Task statement: Copy out all of the data that follows, exactly as it appears.

==== Supplied records ====

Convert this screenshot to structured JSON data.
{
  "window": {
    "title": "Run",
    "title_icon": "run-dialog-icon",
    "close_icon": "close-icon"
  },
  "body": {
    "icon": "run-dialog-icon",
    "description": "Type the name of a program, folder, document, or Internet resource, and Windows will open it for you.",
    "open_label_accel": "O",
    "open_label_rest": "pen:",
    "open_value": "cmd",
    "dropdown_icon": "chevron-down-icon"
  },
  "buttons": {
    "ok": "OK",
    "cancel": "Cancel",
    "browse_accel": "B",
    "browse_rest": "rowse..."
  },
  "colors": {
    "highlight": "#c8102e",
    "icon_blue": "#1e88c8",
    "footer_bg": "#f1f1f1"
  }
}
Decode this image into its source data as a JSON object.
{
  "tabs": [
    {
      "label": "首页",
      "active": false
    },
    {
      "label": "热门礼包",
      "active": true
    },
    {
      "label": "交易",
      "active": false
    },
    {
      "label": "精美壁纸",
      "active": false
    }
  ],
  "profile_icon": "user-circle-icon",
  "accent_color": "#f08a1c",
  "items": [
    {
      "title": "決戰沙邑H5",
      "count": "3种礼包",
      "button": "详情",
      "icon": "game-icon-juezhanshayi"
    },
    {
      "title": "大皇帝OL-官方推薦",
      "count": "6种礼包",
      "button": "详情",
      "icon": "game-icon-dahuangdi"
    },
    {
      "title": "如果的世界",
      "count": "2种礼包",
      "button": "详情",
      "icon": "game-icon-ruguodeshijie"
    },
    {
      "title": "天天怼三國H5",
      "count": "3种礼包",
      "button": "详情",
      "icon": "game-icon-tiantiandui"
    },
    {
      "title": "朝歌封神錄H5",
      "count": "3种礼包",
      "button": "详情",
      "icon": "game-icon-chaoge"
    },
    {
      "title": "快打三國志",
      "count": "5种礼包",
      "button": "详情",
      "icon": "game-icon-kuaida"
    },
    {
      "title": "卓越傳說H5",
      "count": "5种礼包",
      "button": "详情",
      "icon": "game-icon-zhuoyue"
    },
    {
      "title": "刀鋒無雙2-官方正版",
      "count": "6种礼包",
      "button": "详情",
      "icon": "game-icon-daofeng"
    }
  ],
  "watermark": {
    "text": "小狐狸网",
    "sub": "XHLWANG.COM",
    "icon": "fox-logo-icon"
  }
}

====

Answer space:
Convert this screenshot to structured JSON data.
{
  "window": {
    "title": "Run",
    "title_icon": "run-dialog-icon",
    "close_icon": "close-icon"
  },
  "body": {
    "icon": "run-dialog-icon",
    "description": "Type the name of a program, folder, document, or Internet resource, and Windows will open it for you.",
    "open_label_accel": "O",
    "open_label_rest": "pen:",
    "open_value": "cmd",
    "dropdown_icon": "chevron-down-icon"
  },
  "buttons": {
    "ok": "OK",
    "cancel": "Cancel",
    "browse_accel": "B",
    "browse_rest": "rowse..."
  },
  "colors": {
    "highlight": "#c8102e",
    "icon_blue": "#1e88c8",
    "footer_bg": "#f1f1f1"
  }
}
Decode this image into its source data as a JSON object.
{
  "tabs": [
    {
      "label": "首页",
      "active": false
    },
    {
      "label": "热门礼包",
      "active": true
    },
    {
      "label": "交易",
      "active": false
    },
    {
      "label": "精美壁纸",
      "active": false
    }
  ],
  "profile_icon": "user-circle-icon",
  "accent_color": "#f08a1c",
  "items": [
    {
      "title": "決戰沙邑H5",
      "count": "3种礼包",
      "button": "详情",
      "icon": "game-icon-juezhanshayi"
    },
    {
      "title": "大皇帝OL-官方推薦",
      "count": "6种礼包",
      "button": "详情",
      "icon": "game-icon-dahuangdi"
    },
    {
      "title": "如果的世界",
      "count": "2种礼包",
      "button": "详情",
      "icon": "game-icon-ruguodeshijie"
    },
    {
      "title": "天天怼三國H5",
      "count": "3种礼包",
      "button": "详情",
      "icon": "game-icon-tiantiandui"
    },
    {
      "title": "朝歌封神錄H5",
      "count": "3种礼包",
      "button": "详情",
      "icon": "game-icon-chaoge"
    },
    {
      "title": "快打三國志",
      "count": "5种礼包",
      "button": "详情",
      "icon": "game-icon-kuaida"
    },
    {
      "title": "卓越傳說H5",
      "count": "5种礼包",
      "button": "详情",
      "icon": "game-icon-zhuoyue"
    },
    {
      "title": "刀鋒無雙2-官方正版",
      "count": "6种礼包",
      "button": "详情",
      "icon": "game-icon-daofeng"
    }
  ],
  "watermark": {
    "text": "小狐狸网",
    "sub": "XHLWANG.COM",
    "icon": "fox-logo-icon"
  }
}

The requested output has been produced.